INSTRUCTIONS FOR THE TASK:
Your task is to count the lines of the entries below that include the word "deployment" and to give only the resulting number.
TASK MATERIAL START
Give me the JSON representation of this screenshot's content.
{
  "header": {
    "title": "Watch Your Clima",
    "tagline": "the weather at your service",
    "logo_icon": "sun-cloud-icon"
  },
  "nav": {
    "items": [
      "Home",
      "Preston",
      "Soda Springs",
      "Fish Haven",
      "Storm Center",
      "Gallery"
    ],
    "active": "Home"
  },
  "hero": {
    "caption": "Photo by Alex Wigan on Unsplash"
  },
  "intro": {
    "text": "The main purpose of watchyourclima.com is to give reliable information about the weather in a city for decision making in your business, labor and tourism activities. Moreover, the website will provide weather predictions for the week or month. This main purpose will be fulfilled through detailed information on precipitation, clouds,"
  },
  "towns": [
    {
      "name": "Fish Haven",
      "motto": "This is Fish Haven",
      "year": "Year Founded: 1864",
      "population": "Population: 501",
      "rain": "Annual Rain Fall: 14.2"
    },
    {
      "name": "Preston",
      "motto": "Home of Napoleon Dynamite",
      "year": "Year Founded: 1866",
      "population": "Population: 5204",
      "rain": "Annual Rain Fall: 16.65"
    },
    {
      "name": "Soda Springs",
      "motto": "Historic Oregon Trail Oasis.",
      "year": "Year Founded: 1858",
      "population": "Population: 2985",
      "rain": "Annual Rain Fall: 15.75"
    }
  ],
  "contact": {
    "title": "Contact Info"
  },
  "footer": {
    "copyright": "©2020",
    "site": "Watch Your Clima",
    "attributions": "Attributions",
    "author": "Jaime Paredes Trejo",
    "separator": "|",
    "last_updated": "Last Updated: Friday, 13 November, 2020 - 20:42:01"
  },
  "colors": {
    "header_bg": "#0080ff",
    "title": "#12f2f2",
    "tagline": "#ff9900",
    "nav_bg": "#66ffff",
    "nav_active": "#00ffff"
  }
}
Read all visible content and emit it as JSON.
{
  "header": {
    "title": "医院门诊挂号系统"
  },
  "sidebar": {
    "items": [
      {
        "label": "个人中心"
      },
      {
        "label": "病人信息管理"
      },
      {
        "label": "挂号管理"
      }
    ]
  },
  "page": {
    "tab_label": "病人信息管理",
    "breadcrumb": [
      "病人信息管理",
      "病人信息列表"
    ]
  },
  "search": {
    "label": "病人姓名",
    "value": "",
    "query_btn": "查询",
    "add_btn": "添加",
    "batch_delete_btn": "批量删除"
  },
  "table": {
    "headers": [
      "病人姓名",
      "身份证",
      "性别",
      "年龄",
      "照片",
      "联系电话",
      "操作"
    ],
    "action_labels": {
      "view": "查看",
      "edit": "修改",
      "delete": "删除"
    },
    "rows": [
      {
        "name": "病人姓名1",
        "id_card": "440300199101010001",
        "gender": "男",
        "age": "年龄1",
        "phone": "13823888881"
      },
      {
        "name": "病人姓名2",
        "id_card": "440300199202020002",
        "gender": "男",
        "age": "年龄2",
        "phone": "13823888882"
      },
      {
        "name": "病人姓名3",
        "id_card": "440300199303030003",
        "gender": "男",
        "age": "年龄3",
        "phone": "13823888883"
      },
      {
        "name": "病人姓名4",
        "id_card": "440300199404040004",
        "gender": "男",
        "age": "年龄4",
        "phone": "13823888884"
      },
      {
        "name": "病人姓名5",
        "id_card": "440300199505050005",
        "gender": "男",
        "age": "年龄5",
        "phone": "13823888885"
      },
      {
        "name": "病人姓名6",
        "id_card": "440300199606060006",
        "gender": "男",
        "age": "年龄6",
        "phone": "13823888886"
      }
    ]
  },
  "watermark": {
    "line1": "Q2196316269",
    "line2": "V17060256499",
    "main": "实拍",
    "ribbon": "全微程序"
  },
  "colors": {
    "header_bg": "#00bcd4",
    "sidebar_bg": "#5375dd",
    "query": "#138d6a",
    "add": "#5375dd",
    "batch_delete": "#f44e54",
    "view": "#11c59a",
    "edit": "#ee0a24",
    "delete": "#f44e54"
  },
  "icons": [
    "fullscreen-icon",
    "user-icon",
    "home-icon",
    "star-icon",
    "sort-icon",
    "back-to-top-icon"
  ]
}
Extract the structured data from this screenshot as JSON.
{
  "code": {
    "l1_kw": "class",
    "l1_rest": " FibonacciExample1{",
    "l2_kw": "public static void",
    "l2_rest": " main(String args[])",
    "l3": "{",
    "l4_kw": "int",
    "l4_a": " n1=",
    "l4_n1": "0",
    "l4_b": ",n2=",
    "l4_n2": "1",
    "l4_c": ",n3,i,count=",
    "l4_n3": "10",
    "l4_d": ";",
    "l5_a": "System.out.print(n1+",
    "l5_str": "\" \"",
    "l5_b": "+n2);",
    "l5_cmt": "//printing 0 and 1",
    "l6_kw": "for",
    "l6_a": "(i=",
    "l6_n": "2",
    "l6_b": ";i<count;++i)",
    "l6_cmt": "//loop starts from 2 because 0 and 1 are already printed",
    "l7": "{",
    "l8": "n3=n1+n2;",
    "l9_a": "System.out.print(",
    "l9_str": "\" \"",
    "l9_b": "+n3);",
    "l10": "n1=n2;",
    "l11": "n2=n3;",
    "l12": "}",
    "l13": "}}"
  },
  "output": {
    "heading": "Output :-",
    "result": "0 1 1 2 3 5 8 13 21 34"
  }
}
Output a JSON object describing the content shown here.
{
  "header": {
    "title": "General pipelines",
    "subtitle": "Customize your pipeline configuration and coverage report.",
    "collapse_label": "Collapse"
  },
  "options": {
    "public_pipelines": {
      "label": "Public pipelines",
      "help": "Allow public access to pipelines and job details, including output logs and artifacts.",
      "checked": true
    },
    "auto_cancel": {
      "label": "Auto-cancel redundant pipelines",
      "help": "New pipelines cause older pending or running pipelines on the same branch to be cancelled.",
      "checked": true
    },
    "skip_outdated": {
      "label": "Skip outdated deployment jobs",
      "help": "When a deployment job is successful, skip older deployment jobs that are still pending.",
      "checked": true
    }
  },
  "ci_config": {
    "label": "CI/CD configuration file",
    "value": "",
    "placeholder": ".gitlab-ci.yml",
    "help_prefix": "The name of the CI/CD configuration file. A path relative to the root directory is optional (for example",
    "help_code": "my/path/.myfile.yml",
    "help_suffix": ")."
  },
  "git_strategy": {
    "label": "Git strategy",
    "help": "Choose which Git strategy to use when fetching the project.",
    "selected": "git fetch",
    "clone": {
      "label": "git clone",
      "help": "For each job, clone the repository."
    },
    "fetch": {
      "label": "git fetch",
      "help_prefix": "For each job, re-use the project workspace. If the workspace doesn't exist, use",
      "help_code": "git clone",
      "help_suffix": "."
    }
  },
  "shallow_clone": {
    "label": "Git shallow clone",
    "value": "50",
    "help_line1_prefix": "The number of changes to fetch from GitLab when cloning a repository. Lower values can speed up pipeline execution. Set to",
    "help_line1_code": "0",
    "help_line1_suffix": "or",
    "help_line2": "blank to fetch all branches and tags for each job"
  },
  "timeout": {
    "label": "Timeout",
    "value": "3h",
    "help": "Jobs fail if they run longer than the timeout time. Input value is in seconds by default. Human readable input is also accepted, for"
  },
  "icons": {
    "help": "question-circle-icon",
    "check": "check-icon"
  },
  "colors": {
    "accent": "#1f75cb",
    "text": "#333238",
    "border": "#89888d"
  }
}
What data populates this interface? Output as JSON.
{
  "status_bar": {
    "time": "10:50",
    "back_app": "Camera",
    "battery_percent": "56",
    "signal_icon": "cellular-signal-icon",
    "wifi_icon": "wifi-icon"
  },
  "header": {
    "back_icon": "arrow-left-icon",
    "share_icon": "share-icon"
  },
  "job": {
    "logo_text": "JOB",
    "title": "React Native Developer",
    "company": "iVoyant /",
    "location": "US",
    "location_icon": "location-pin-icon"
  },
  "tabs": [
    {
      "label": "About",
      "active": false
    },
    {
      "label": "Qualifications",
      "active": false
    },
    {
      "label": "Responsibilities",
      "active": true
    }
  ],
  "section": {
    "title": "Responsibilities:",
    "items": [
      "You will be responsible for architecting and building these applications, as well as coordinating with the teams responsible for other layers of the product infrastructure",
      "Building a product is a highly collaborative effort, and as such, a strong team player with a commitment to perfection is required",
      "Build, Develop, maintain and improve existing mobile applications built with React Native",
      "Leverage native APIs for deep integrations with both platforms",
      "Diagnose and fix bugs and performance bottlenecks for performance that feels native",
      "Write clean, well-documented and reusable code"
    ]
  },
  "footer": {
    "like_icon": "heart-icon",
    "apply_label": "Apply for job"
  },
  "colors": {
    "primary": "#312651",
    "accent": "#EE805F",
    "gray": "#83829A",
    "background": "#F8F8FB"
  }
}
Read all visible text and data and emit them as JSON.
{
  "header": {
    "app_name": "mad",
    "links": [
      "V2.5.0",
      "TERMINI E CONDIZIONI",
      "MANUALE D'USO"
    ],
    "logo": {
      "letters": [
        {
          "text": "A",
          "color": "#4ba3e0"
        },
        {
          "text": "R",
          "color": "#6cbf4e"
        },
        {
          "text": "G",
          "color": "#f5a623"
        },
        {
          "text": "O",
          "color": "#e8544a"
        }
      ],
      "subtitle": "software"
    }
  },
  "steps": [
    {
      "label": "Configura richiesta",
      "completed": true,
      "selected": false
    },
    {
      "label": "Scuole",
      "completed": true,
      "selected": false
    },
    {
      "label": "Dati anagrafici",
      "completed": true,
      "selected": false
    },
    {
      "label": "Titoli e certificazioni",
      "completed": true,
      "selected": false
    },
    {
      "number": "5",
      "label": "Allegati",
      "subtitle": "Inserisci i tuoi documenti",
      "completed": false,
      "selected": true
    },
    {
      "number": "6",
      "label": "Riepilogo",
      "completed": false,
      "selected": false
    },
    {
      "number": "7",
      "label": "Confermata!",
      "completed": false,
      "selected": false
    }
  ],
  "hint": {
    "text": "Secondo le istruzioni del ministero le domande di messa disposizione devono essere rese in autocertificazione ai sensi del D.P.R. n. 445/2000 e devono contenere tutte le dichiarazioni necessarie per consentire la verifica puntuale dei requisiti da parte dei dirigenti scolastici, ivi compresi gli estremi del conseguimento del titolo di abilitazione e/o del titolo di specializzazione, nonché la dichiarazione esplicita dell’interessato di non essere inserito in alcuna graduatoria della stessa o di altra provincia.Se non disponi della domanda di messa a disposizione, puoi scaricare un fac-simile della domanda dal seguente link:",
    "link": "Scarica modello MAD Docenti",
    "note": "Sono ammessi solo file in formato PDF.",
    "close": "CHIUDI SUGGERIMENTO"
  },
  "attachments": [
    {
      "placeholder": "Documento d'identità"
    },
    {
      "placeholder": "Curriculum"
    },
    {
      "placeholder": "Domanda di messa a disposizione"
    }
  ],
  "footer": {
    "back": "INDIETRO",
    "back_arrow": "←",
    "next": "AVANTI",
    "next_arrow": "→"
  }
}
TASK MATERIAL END
SOLUTION FOR THIS EXERCISE:
2